Scads o’ movies look at the idea of Nature turning on us– The Birds, Day Of The Animals, hell, even Frogs. But what if, instead of the animals, it was the plants? And I don’t mean like Day Of The Triffids or The Ruins. No no, what if the plant world just unleashed some kinda natural toxin of its own loose and caused us to start acting really weird. Wouldn’t you pay to see a movie like that?
Well, a number of us thought that’s what we were doing back in 2008. Little did we know that the movie we paid for would turn out to be The Happening. It’s okay it’s okay! This post isn’t about that. Frankly I’m hurt that you thought I might inflict such a thing on y’all. Hmph.
But what would happen if you took that idea and made a good movie out of it? Or even a decent movie? Or even a half decent movie? Well look no further! From 2017 I present to you…
I think Norman Gidney over at Film Threat said it best:
Somewhere M. Night Shyamalan is probably studying this movie and shedding a few tears.
Ouch. It’s fair though. Flora is far from perfect, but the manner in which Sasha Louis Vukovic tackles this idea surpasses The Happening by an order of magnitude. Not that the bar is very high. Still, nicely done for a $100,000 budget.
Flora is set in 1929. A botanist, a cartographer, a cataloguer, and an illustrator walk into
a bar a forest. There’s a cook and a nurse along as well. Our ragtag band hits this remote woodscape to meet up with their mentor. They arrive at their professor’s camp only to discover that (gasp) he’s nowhere to be found! Don’t that just beat all? And the camp is in turmoil and disarray. And the supplies are wiped out. And there’s no animal or insect life around.

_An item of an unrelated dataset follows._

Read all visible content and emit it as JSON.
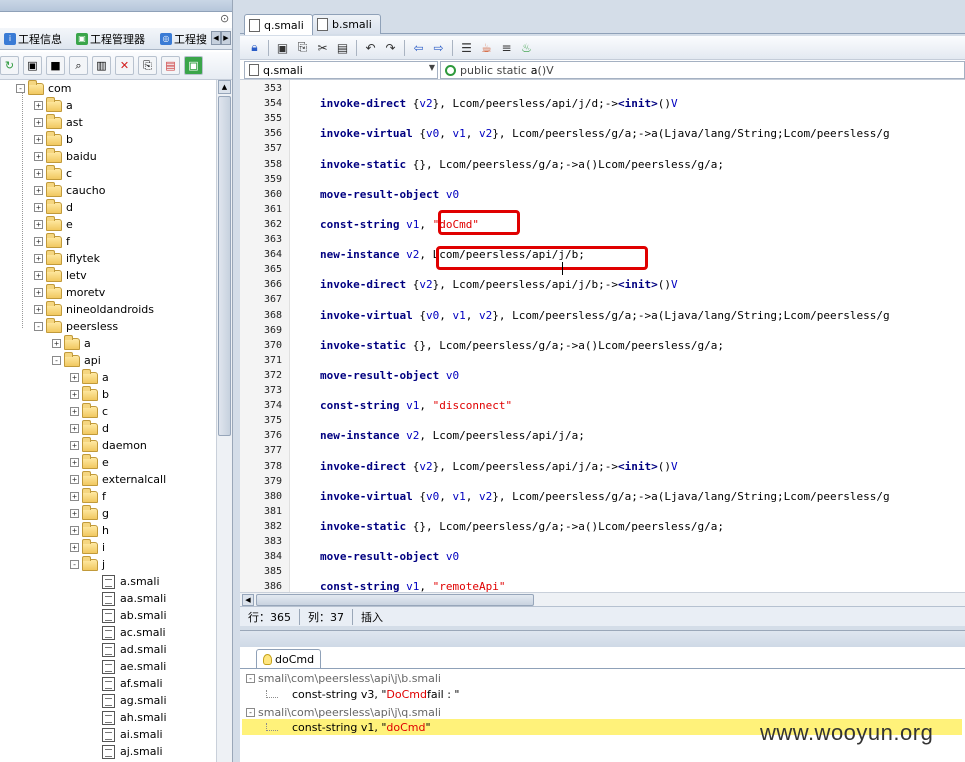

Naturally they *sigh* split the party. To be fair, it’s 1929. They’re a few decades out yet in terms of the horror tropes we now take for granted. It’s also a nice change from the hamfisted device of a character holding up a phone and lamenting that there’s no service.
I haven’t seen much in the way of press for this movie. 21 reviews on IMDB which are all over the place with what I think is a surprising amount of low ratings (Sidebar: I don’t actually read the IMDB reviews anymore. Even the favorable ones I find irritating and leaving me to wonder where some of these folks get their ethos of authority).

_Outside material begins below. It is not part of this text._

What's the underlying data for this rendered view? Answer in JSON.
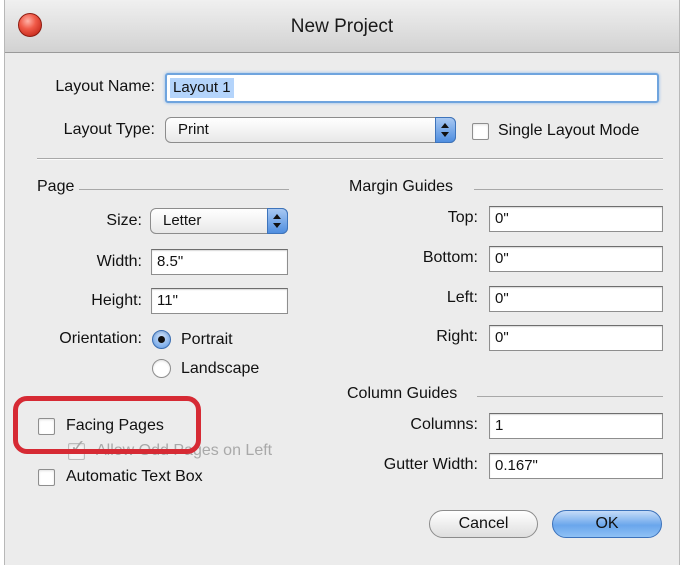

Vukovic does a fine job taking the slasher/monster element out of the “college kids lost in the woods” formula, but keeps a number of the other characteristics. Some of them lack any passing sense of self-preservation. They even bring a gramophone and illegal prohibition hooch. To the woods. As one does.
Don’t get me wrong–right now there’s people out there a-plenty who are dumb enough to do exactly the same thing. Otherwise you’d never see an RV also towing a car and hauling bikes, kayaks, and lawn furniture.
Still, there’s no stalking or hunting on the part of The Big Bad which, in this case, is actually The Little Bad. If the 1945 Mildred Pierce taught me anything, it’s that a cough is never just a cough, so we’re off to the races when the cartographer wakes up with a nosebleed. I’ll not explain any further so as to not spoil things for once, but I will add that tension level and dread stay pretty high.
Vukovic also takes full advantage of his surroundings. For some viewers, a shot here and there might linger a bit long, but it’s well worth lookin’ at. The forest-as-antagonist is as lovely as it is daunting, rendering the protagonists small by comparison. It’s an effect similar to the river in Deliverance or the terrain of Rituals.
The cast is more or less up to the acting task, some klunky lines and backstory here and there. I like the fact that the lead character is Ora Blackwood, a strikingly Sherilyn Fenn-looking (and maybe a little like Valerie Mahaffey from Northern Exposure) Teresa Marie Dornan. I can’t not go right to weird fiction author Algernon Blackwood. Not accidental surely.
So yeah…If you thought The Happening was a good idea led astray by bad companions, then Flora might be right up your alley. Or greenhouse. Or garden center. Or something.
BODIES- 5 onscreen, 1 off
Stream- Prime, Tubi, Vudu
Rent- Apple TV